French news agency AFP reports that the two presidents agreed to “find a solution in an international framework”. Wine importers and other businesses that sell French wine in the US had viewed the proposed tariffs with alarm, saying the action would threaten American jobs and the livelihood of thousands of people across the country.
The dispute began when France implemented a three percent digital services tax in July. The US disputed the tax, saying it discriminated against American technology companies. In a separate dispute, the World Trade Organisation had already determined that the subsidies paid to Airbus by European governments were illegal. In response to that dispute, the US government imposed a 25% tariff on many European goods, including non-sparkling French wines, effective from mid-October.

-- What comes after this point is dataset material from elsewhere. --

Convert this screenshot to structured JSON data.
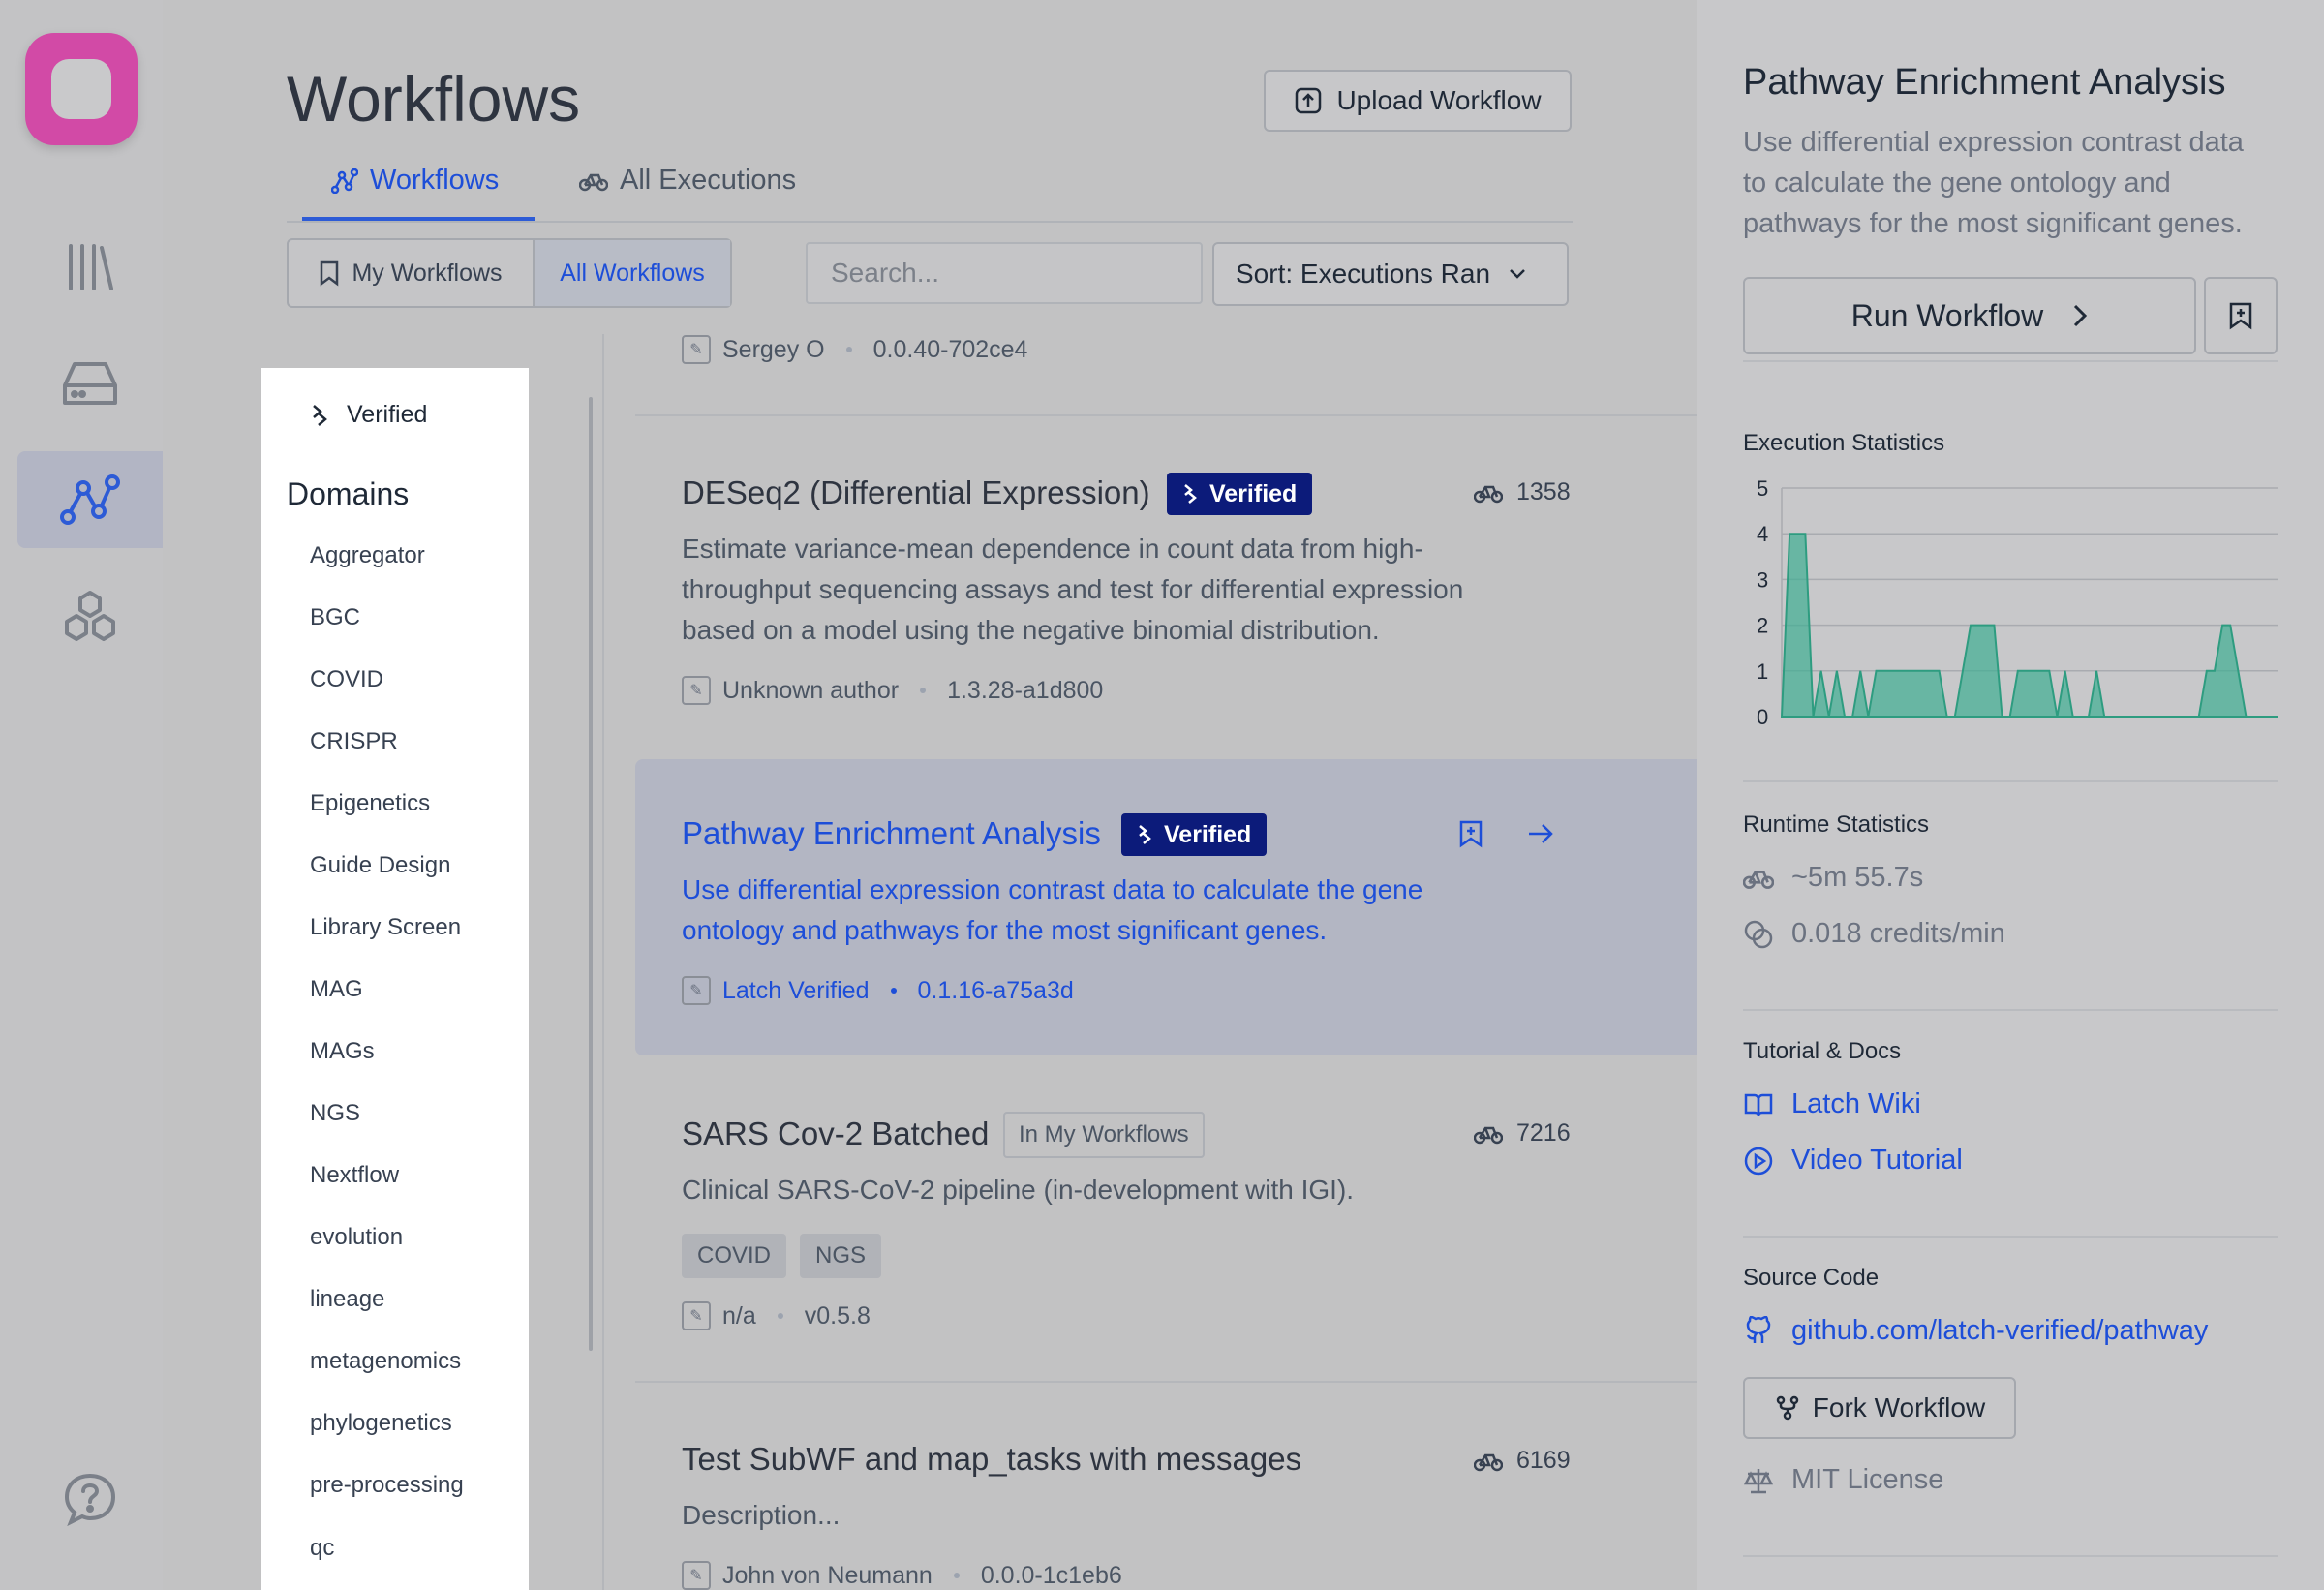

As the American Association of Wine Economists tweeted on 19 January, imports of French wine into the US fell in November to $57m, the lowest since December 2009.
After this latest meeting, CNN reported that the two leaders “agreed it is important to complete successful negotiations on the digital services tax." President Macron later tweeted that, “we will work together on a good agreement to avoid tariff escalation.”
The agreement between Macron and Trump does not extend to the proposed tariffs that would blanket all EU wines.
AFP also reports that French Finance Minister Bruno Le Maire has said that avoiding sanctions is “far from assured”.
The transatlantic trade threatened by a tariff war between the US and EU is valued at more than €2.7bn per day.